The average person will spend more than 18 years of their adult life sitting, about 51.5 hours per week (The Sun). The average American adult will spend about 2 hours and 51 minutes on their smart phone each day (2017 Focus Report). We live in an age where almost every person (young and older) has a computer and a smartphone. U.S. smart phone owners aged 18 to 24 send 2,022 texts per month on average 67 texts on a daily basis and receive another 1,831. Young Americans send almost ten times as many texts as Americans over 55. The number of texts being sent is on the rise, especially among teenagers age 13 to 17. The average teenager now sends 3,339 texts per month. Today 40 million teenagers carry a backpack to school. The Consumer Product Safety Commission estimates more than 3,300 children age 5-14 were treated last year in the ER for book bag injuries. “It typically puts them off balance and gives them a posture that promotes low back pain,” said Dr. Wayne Yankus of the American Academy of Pediatrics’ Committee on School Health.

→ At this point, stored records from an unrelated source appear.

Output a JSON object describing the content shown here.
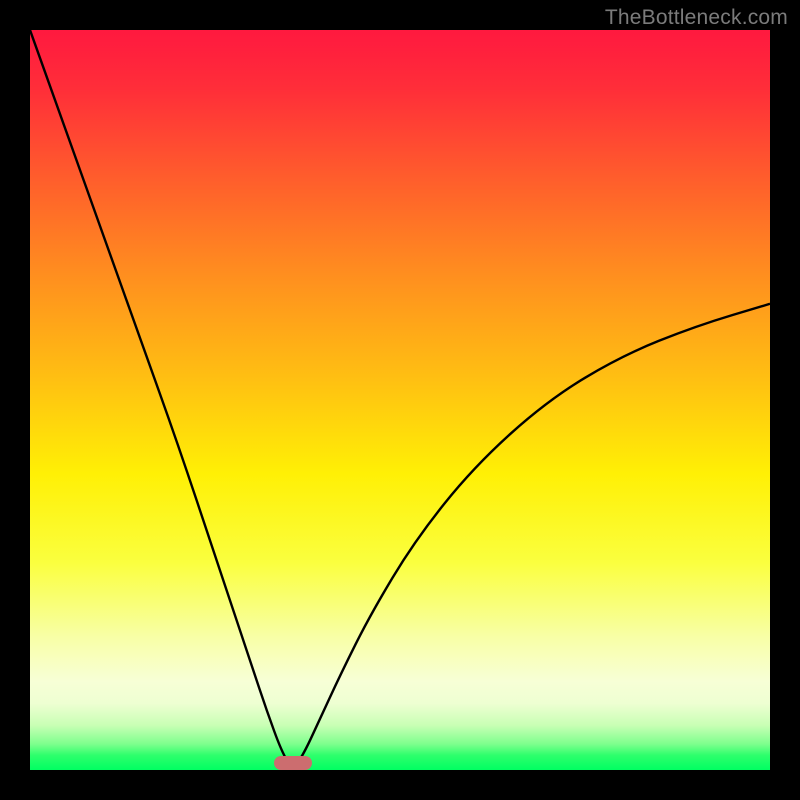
{
  "watermark": "TheBottleneck.com",
  "marker": {
    "x_fraction": 0.355
  },
  "chart_data": {
    "type": "line",
    "title": "",
    "xlabel": "",
    "ylabel": "",
    "xlim": [
      0,
      100
    ],
    "ylim": [
      0,
      100
    ],
    "grid": false,
    "legend": false,
    "description": "Bottleneck-style V curve on rainbow gradient. Minimum (optimal point) at x≈35.5%, y≈0. Left branch rises to ~100 at x=0; right branch rises to ~63 at x=100.",
    "x": [
      0,
      5,
      10,
      15,
      20,
      25,
      28,
      30,
      32,
      34,
      35.5,
      37,
      39,
      42,
      46,
      52,
      60,
      70,
      80,
      90,
      100
    ],
    "values": [
      100,
      86,
      72,
      58,
      44,
      29,
      20,
      14,
      8,
      2.5,
      0,
      2.2,
      6.5,
      13,
      21,
      31,
      41,
      50,
      56,
      60,
      63
    ],
    "series": [
      {
        "name": "bottleneck-curve",
        "stroke": "#000000",
        "width": 2.4
      }
    ],
    "background_gradient_stops": [
      {
        "pos": 0.0,
        "color": "#ff193f"
      },
      {
        "pos": 0.2,
        "color": "#ff5d2c"
      },
      {
        "pos": 0.47,
        "color": "#ffbf12"
      },
      {
        "pos": 0.72,
        "color": "#faff3f"
      },
      {
        "pos": 0.88,
        "color": "#f7ffd6"
      },
      {
        "pos": 0.96,
        "color": "#7dff8d"
      },
      {
        "pos": 1.0,
        "color": "#00ff62"
      }
    ]
  }
}
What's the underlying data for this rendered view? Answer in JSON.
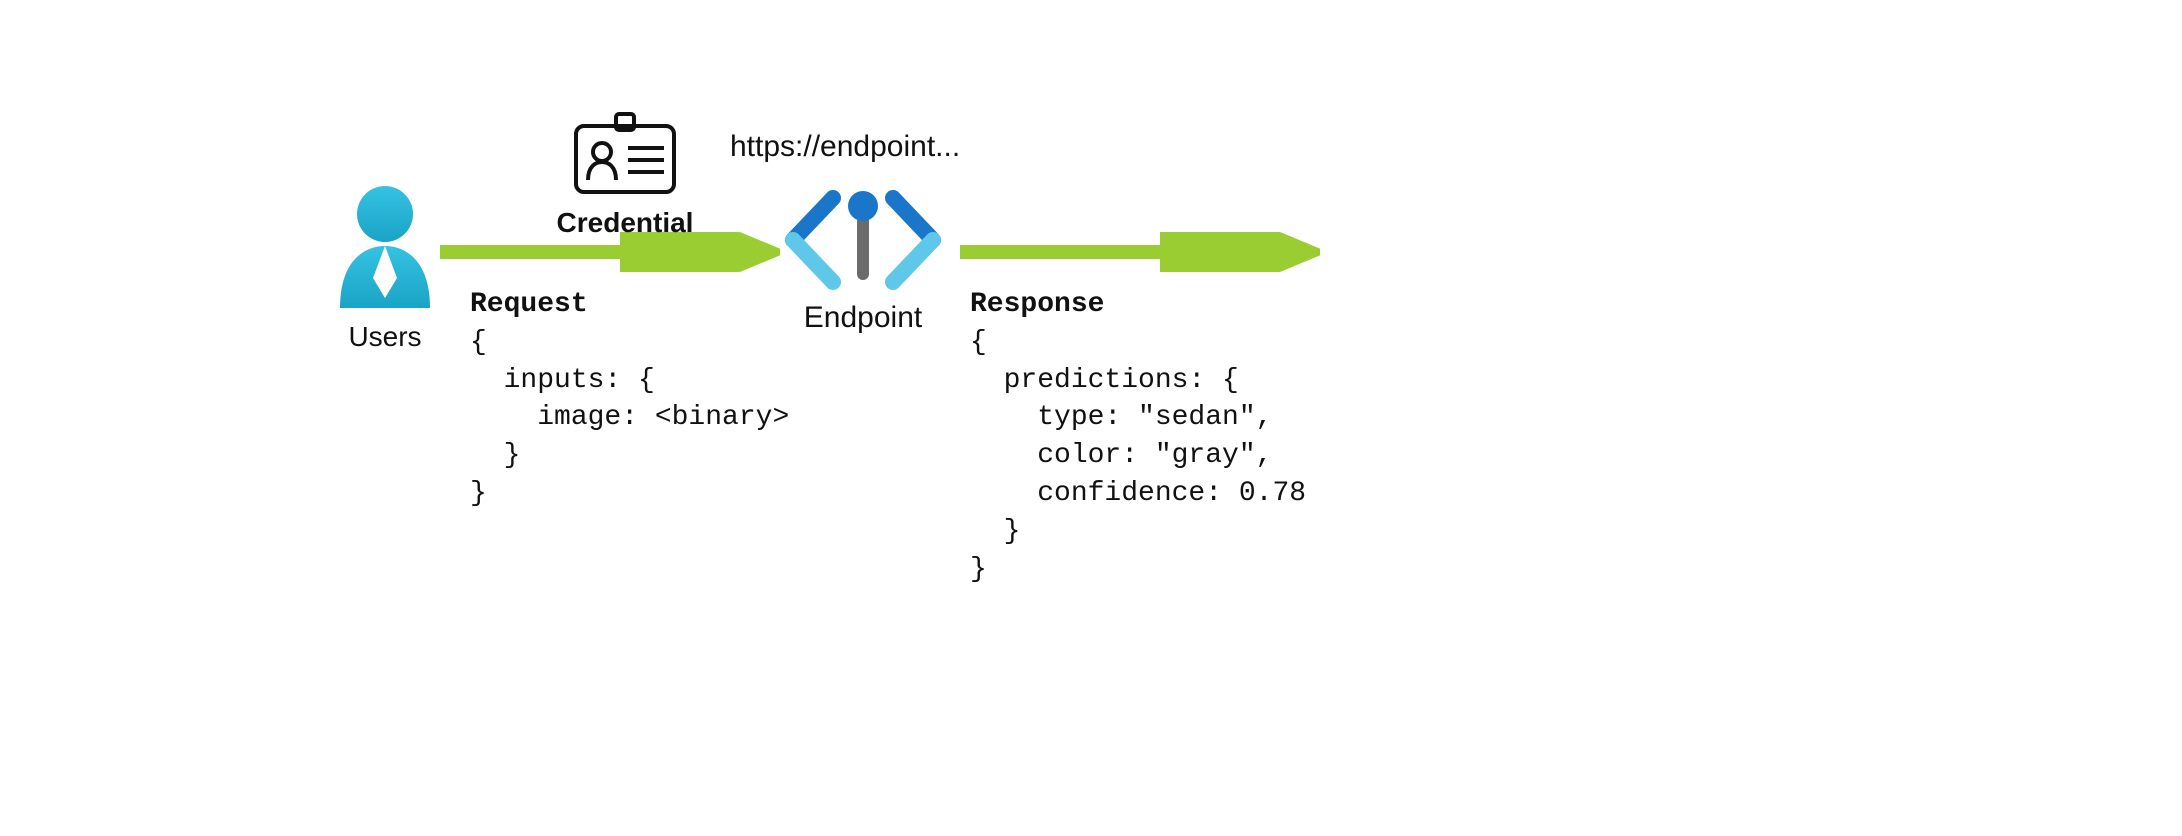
{
  "user": {
    "label": "Users"
  },
  "credential": {
    "label": "Credential"
  },
  "endpoint": {
    "url": "https://endpoint...",
    "label": "Endpoint"
  },
  "request": {
    "title": "Request",
    "body": "{\n  inputs: {\n    image: <binary>\n  }\n}"
  },
  "response": {
    "title": "Response",
    "body": "{\n  predictions: {\n    type: \"sedan\",\n    color: \"gray\",\n    confidence: 0.78\n  }\n}"
  },
  "colors": {
    "arrow": "#9ACD32",
    "user_fill": "#29B6D6",
    "endpoint_dark": "#1976C8",
    "endpoint_light": "#5FC8E8",
    "endpoint_stem": "#6b6b6b"
  }
}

Proper Posture and your Health
The human body craves alignment. When we are properly aligned, our bones, not our muscles, support our weight, reducing effort and strain. The big payoff with proper posture is that we feel healthier, have more energy, and move gracefully. So while the word “posture” may conjure up images of book-balancing charm-school girls, it is not just about standing up straight. It’s about being aware of and connected to every part of yourself.
From the American Journal of Pain Management, Posture affects and moderates every physiological function from breathing to hormonal production. Dr. Rene Cailliet, a musculoskeletal specialist stated that forward head posture can add up to thirty pounds of abnormal leverage on the cervical spine. This can pull the entire spine out of alignment. Forward head posture may result in the loss of 30% of vital lung capacity. These breath-related effects are primarily due to the loss of the cervical lordosis, which blocks the action of the hyoid neck muscles, especially the inferior hyoid responsible for helping lift the first rib during inhalation. From the Mayo Clinic, forward head posture leads to long term muscle strain, disc herniations, arthritis and pinched nerves. In the Journal of the American Geriatric Society reported Older men and women with hyperkyphotic posture have higher mortality rates. Despite the considerable evidence that posture affects physiology and function, the significant influence of posture on health is not addressed by most physicians (American Journal of Pain Management).
What are the benefits of Proper posture and Chiropractic care
As part of the current technology, our office uses a posture analysis which uses a digital camera and smartphone Apps to take a “snapshot” of your posture. Major spinal deviations in your posture are then identified, and the proper corrective exercise program is given to the patient to correct his/her imbalances. Better posture means better health, less fatigue, and builds resistance to infection (Garner JR: “Posture and Fatigue.” International Journal of Medicine and Surgery). Dr Thomas Harris from the Sports Medicine Guide stated that Postural strength and coordination are essential for injury prevention and sports performance. Homeostasis or balance in the body and nervous system function are ultimately connected with posture.
The ability to maintain proper muscle balance/relaxation requires a nervous system free of interference and misalignments. Restoration of balance is dependent upon correction of vertebral subluxations. Our Office incorporates modern technology, spinal adjustments and corrective exercises with two basic principles: The body is self-healing and self-regulating and the nervous system is the master controller of the body. Incomplete as this summary may be, it strongly suggests that aberrant posture may adversely affect health-related quality of life. Better posture is for everyone. It will allow you to live your life to the fullest and open the window to your health.